Material for this exercise »
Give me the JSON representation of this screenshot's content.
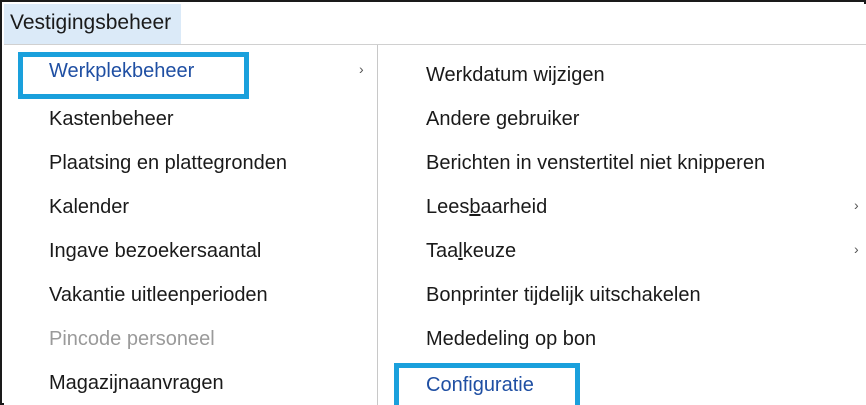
{
  "menubar": {
    "title": "Vestigingsbeheer"
  },
  "left_menu": {
    "items": [
      {
        "label": "Werkplekbeheer",
        "state": "active",
        "has_submenu": true
      },
      {
        "label": "Kastenbeheer",
        "state": "normal",
        "has_submenu": false
      },
      {
        "label": "Plaatsing en plattegronden",
        "state": "normal",
        "has_submenu": false
      },
      {
        "label": "Kalender",
        "state": "normal",
        "has_submenu": false
      },
      {
        "label": "Ingave bezoekersaantal",
        "state": "normal",
        "has_submenu": false
      },
      {
        "label": "Vakantie uitleenperioden",
        "state": "normal",
        "has_submenu": false
      },
      {
        "label": "Pincode personeel",
        "state": "disabled",
        "has_submenu": false
      },
      {
        "label": "Magazijnaanvragen",
        "state": "normal",
        "has_submenu": false
      }
    ],
    "submenu_arrow": "›"
  },
  "right_menu": {
    "items": [
      {
        "label": "Werkdatum wijzigen",
        "has_submenu": false
      },
      {
        "label": "Andere gebruiker",
        "has_submenu": false
      },
      {
        "label": "Berichten in venstertitel niet knipperen",
        "has_submenu": false
      },
      {
        "label_pre": "Lees",
        "label_accel": "b",
        "label_post": "aarheid",
        "has_submenu": true
      },
      {
        "label_pre": "Taa",
        "label_accel": "l",
        "label_post": "keuze",
        "has_submenu": true
      },
      {
        "label": "Bonprinter tijdelijk uitschakelen",
        "has_submenu": false
      },
      {
        "label": "Mededeling op bon",
        "has_submenu": false
      },
      {
        "label": "Configuratie",
        "has_submenu": false
      }
    ],
    "submenu_arrow": "›"
  },
  "colors": {
    "highlight_border": "#1aa0dc",
    "menubar_selected_bg": "#dbeaf8",
    "active_text": "#1f4fa3",
    "disabled_text": "#9a9a9a"
  }
}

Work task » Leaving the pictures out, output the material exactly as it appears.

Solution for this problem »
Give me the JSON representation of this screenshot's content.
{
  "menubar": {
    "title": "Vestigingsbeheer"
  },
  "left_menu": {
    "items": [
      {
        "label": "Werkplekbeheer",
        "state": "active",
        "has_submenu": true
      },
      {
        "label": "Kastenbeheer",
        "state": "normal",
        "has_submenu": false
      },
      {
        "label": "Plaatsing en plattegronden",
        "state": "normal",
        "has_submenu": false
      },
      {
        "label": "Kalender",
        "state": "normal",
        "has_submenu": false
      },
      {
        "label": "Ingave bezoekersaantal",
        "state": "normal",
        "has_submenu": false
      },
      {
        "label": "Vakantie uitleenperioden",
        "state": "normal",
        "has_submenu": false
      },
      {
        "label": "Pincode personeel",
        "state": "disabled",
        "has_submenu": false
      },
      {
        "label": "Magazijnaanvragen",
        "state": "normal",
        "has_submenu": false
      }
    ],
    "submenu_arrow": "›"
  },
  "right_menu": {
    "items": [
      {
        "label": "Werkdatum wijzigen",
        "has_submenu": false
      },
      {
        "label": "Andere gebruiker",
        "has_submenu": false
      },
      {
        "label": "Berichten in venstertitel niet knipperen",
        "has_submenu": false
      },
      {
        "label_pre": "Lees",
        "label_accel": "b",
        "label_post": "aarheid",
        "has_submenu": true
      },
      {
        "label_pre": "Taa",
        "label_accel": "l",
        "label_post": "keuze",
        "has_submenu": true
      },
      {
        "label": "Bonprinter tijdelijk uitschakelen",
        "has_submenu": false
      },
      {
        "label": "Mededeling op bon",
        "has_submenu": false
      },
      {
        "label": "Configuratie",
        "has_submenu": false
      }
    ],
    "submenu_arrow": "›"
  },
  "colors": {
    "highlight_border": "#1aa0dc",
    "menubar_selected_bg": "#dbeaf8",
    "active_text": "#1f4fa3",
    "disabled_text": "#9a9a9a"
  }
}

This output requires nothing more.